Bill Wienecke, a social studies teacher at Somers Middle School and a devotee of war reenactments, was dressed as one of Duryee’s Fifth New York Zouaves. The Zouaves based their uniforms on an elite French fighting force active in North Africa, Wienecke said. The Zouave regiments were considered one of the best drilled volunteer units in the federal army.
Inside the meeting room, attendees who individually introduced themselves included a Civil War author, an historical artist, a filmmaker from upstate, Civil War buffs, members of Peekskill’s Lincoln Society, members of Civil War Roundtables, dedicated re-enactors, descendants of Civil War soldiers and members of the Somers Historical Society.
“This committee actually started from nothing and we’re not sure about our long-term goals,” said chairperson Lance Ingmire. “But we know we want to foster awareness of the role that New York State played in the Civil War.” Initially the goal was to have a display at the New York State Military Museum, he said.
Now the committee is working on expanding its website and eventually organizing symposia in two or three locations, Ingmire added. Another goal is to do a sort of antique road show with antiques experts.
Another guest at the event was Somers resident Joseph Whittman, grandson of Henry Springler Van Beuren (1834-1906), a captain in the 22nd New York National Guard Fourth Brigade. Whittman loaned Van Beuren’s collection of Civil War memorabilia to the historical society, and it’s on display in the foyer of The Elephant Hotel.
Eighth-grader Emily Malavenda said she was excited to be a part of the action. She is a member of the middle school’s Living History Club, whose advisor is Bill Wienecke.
“My goal is to make history come alive for my students,” said teacher, re-enactor and club advisor Bill Wienecke. “I want to promote a deeper appreciation for the people, great and small, who endured incredible hardship and practiced admirable virtue to make our nation great.”

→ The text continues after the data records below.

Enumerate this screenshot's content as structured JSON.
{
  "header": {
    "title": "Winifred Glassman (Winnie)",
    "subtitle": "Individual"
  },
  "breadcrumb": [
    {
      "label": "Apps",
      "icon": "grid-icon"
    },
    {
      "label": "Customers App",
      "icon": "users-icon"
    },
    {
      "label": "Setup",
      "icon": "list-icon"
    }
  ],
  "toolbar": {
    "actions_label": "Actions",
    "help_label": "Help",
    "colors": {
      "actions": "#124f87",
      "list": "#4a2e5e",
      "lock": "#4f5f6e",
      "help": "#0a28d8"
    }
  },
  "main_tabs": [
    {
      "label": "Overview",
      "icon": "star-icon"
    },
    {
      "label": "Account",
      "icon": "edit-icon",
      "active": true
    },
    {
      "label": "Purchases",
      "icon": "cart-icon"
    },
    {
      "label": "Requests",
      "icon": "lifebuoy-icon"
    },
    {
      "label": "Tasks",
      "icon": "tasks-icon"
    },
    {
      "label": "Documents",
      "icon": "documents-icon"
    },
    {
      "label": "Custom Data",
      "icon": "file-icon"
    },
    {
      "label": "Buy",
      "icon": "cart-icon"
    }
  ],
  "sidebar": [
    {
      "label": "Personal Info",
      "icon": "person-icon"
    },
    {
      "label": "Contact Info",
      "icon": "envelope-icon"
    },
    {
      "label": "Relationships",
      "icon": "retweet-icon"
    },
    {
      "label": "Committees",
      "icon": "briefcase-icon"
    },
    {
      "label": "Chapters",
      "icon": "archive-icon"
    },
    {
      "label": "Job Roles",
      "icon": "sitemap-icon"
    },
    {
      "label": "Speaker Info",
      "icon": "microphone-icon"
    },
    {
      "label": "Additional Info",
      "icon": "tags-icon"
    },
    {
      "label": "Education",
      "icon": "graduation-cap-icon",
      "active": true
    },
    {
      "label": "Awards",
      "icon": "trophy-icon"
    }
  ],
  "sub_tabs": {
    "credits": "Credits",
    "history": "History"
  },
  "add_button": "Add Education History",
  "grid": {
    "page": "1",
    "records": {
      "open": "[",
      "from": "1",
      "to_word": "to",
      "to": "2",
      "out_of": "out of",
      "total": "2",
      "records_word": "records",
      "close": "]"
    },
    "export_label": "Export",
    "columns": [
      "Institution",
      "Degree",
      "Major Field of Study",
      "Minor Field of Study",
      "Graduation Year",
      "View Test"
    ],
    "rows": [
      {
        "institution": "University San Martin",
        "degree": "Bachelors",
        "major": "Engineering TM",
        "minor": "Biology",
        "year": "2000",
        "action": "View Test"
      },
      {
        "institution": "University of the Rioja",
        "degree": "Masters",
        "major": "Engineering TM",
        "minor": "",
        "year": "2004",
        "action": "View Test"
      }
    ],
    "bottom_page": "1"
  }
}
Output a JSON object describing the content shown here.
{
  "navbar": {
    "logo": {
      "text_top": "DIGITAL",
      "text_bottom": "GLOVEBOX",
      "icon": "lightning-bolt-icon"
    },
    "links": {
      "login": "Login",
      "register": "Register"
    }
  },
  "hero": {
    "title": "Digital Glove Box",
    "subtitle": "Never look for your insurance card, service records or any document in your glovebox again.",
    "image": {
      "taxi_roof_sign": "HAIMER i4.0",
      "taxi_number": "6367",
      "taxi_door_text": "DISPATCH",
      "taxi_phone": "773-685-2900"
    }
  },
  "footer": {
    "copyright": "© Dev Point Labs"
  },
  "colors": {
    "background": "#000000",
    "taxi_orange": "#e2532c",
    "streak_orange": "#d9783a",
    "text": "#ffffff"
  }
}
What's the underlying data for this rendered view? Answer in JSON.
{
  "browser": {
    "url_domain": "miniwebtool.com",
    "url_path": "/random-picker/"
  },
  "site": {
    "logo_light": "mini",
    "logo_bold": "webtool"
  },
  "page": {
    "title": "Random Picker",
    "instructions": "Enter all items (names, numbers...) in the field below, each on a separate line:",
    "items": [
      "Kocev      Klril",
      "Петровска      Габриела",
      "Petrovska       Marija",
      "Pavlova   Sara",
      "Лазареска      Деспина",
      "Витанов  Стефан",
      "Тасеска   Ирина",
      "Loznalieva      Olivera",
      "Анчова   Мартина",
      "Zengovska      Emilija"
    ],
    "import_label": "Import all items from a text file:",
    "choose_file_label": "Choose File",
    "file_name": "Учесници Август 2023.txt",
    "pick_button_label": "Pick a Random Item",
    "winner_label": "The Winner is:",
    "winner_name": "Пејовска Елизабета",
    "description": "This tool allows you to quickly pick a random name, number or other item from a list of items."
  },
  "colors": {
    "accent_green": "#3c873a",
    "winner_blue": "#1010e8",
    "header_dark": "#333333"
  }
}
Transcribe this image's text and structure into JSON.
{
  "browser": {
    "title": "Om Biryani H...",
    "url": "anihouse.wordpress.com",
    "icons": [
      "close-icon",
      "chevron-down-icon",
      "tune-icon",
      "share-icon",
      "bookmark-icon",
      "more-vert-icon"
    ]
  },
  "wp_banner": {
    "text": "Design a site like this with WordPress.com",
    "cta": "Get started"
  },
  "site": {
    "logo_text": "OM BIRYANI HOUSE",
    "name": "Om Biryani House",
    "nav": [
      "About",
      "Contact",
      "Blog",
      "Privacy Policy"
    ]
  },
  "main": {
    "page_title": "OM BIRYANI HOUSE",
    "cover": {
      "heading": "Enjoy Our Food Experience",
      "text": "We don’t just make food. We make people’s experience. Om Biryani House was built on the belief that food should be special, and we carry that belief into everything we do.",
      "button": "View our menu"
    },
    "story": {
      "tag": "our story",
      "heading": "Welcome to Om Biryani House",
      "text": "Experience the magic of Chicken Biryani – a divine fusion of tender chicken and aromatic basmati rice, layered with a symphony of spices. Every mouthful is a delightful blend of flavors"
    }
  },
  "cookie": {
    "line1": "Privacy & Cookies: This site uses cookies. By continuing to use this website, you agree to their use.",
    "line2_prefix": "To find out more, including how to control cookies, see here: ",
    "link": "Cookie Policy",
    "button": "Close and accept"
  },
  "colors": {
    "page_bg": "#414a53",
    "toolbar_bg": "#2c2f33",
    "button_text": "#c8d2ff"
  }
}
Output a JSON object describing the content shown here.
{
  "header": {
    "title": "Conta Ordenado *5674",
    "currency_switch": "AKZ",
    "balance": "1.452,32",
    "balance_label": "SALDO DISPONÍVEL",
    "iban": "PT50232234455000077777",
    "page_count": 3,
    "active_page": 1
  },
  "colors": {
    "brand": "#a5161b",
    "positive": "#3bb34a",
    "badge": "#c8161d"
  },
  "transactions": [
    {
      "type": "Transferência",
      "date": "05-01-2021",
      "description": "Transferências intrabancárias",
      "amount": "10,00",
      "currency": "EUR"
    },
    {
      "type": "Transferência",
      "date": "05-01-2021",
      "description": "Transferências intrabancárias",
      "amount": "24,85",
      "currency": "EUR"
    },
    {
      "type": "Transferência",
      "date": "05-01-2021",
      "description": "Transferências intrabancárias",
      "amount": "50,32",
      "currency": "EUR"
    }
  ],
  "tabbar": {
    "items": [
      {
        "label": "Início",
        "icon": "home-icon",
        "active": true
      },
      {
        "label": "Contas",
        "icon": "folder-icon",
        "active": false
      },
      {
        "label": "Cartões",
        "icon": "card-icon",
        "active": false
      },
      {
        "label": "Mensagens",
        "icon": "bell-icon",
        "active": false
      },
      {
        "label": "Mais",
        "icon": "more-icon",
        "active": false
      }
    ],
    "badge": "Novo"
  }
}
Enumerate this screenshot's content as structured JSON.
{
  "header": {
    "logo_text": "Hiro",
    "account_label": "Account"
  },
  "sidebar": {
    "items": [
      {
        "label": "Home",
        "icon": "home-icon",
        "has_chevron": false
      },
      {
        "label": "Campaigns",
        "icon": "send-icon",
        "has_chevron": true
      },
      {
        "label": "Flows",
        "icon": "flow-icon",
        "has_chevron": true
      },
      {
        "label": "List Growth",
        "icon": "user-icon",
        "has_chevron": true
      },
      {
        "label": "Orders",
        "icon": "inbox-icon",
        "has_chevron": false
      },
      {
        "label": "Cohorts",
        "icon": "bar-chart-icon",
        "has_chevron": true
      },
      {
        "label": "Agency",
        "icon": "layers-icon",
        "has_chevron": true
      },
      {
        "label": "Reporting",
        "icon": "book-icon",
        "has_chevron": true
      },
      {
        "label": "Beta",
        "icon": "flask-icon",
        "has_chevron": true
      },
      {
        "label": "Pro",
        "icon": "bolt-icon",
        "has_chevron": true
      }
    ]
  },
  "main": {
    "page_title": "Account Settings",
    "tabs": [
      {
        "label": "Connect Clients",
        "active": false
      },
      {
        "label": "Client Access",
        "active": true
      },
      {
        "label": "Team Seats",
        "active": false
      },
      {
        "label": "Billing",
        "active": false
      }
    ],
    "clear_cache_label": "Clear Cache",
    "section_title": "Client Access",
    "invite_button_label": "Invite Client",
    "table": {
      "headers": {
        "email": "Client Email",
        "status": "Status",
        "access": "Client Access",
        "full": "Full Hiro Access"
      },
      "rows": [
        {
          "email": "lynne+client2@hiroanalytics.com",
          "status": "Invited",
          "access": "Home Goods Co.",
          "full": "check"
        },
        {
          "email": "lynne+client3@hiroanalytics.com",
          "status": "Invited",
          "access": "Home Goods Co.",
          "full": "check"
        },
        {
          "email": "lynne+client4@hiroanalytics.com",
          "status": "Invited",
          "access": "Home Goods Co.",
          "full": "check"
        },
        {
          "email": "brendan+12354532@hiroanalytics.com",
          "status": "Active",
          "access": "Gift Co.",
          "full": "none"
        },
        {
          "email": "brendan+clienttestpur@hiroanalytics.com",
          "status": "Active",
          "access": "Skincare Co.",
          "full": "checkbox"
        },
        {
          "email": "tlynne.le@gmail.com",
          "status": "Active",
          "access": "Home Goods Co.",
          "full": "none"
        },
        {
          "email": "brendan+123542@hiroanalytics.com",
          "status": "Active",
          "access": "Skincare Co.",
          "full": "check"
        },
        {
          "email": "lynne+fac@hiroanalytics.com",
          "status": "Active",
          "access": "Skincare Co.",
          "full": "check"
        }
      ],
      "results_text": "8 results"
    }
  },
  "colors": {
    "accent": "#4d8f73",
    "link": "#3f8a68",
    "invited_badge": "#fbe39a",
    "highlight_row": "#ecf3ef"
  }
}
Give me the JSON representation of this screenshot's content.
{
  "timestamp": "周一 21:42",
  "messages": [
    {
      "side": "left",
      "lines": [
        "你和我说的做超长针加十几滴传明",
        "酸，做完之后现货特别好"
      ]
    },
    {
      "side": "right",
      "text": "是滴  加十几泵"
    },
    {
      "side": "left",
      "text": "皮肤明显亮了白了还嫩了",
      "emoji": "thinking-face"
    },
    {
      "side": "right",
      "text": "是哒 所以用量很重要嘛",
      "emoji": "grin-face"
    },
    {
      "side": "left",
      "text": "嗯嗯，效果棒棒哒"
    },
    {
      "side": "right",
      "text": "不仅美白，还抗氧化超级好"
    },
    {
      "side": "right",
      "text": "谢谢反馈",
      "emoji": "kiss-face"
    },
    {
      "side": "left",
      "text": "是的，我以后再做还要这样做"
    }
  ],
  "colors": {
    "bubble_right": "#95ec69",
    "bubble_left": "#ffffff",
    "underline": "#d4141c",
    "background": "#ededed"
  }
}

“The Civil War had several factors,” said young historian Malavenda. “One of them was slavery. One side wanted it and the other didn’t. So we went to war. No one knew it would happen. The day the war started, people were having picnics on the battlefield.”